* **Work task**
Your job is to print the listing exactly.

----

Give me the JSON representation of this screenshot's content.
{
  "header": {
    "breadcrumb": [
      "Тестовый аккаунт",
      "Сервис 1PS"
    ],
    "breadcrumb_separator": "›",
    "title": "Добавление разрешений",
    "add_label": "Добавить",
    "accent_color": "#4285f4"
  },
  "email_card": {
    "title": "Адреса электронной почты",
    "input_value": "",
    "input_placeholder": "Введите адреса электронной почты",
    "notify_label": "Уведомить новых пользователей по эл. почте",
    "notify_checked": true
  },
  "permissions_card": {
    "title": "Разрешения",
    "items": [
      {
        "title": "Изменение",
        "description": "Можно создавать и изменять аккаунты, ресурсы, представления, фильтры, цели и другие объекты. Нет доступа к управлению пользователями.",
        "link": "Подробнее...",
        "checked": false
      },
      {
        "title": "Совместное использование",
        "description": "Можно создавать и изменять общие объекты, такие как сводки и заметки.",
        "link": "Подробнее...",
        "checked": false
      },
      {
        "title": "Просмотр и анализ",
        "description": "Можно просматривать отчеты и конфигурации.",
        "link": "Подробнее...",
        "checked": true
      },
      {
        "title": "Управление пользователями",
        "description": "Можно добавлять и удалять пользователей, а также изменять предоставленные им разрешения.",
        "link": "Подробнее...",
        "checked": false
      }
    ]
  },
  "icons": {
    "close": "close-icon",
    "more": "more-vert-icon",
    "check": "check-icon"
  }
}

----

* **Solution to the exercise**
Give me the JSON representation of this screenshot's content.
{
  "header": {
    "breadcrumb": [
      "Тестовый аккаунт",
      "Сервис 1PS"
    ],
    "breadcrumb_separator": "›",
    "title": "Добавление разрешений",
    "add_label": "Добавить",
    "accent_color": "#4285f4"
  },
  "email_card": {
    "title": "Адреса электронной почты",
    "input_value": "",
    "input_placeholder": "Введите адреса электронной почты",
    "notify_label": "Уведомить новых пользователей по эл. почте",
    "notify_checked": true
  },
  "permissions_card": {
    "title": "Разрешения",
    "items": [
      {
        "title": "Изменение",
        "description": "Можно создавать и изменять аккаунты, ресурсы, представления, фильтры, цели и другие объекты. Нет доступа к управлению пользователями.",
        "link": "Подробнее...",
        "checked": false
      },
      {
        "title": "Совместное использование",
        "description": "Можно создавать и изменять общие объекты, такие как сводки и заметки.",
        "link": "Подробнее...",
        "checked": false
      },
      {
        "title": "Просмотр и анализ",
        "description": "Можно просматривать отчеты и конфигурации.",
        "link": "Подробнее...",
        "checked": true
      },
      {
        "title": "Управление пользователями",
        "description": "Можно добавлять и удалять пользователей, а также изменять предоставленные им разрешения.",
        "link": "Подробнее...",
        "checked": false
      }
    ]
  },
  "icons": {
    "close": "close-icon",
    "more": "more-vert-icon",
    "check": "check-icon"
  }
}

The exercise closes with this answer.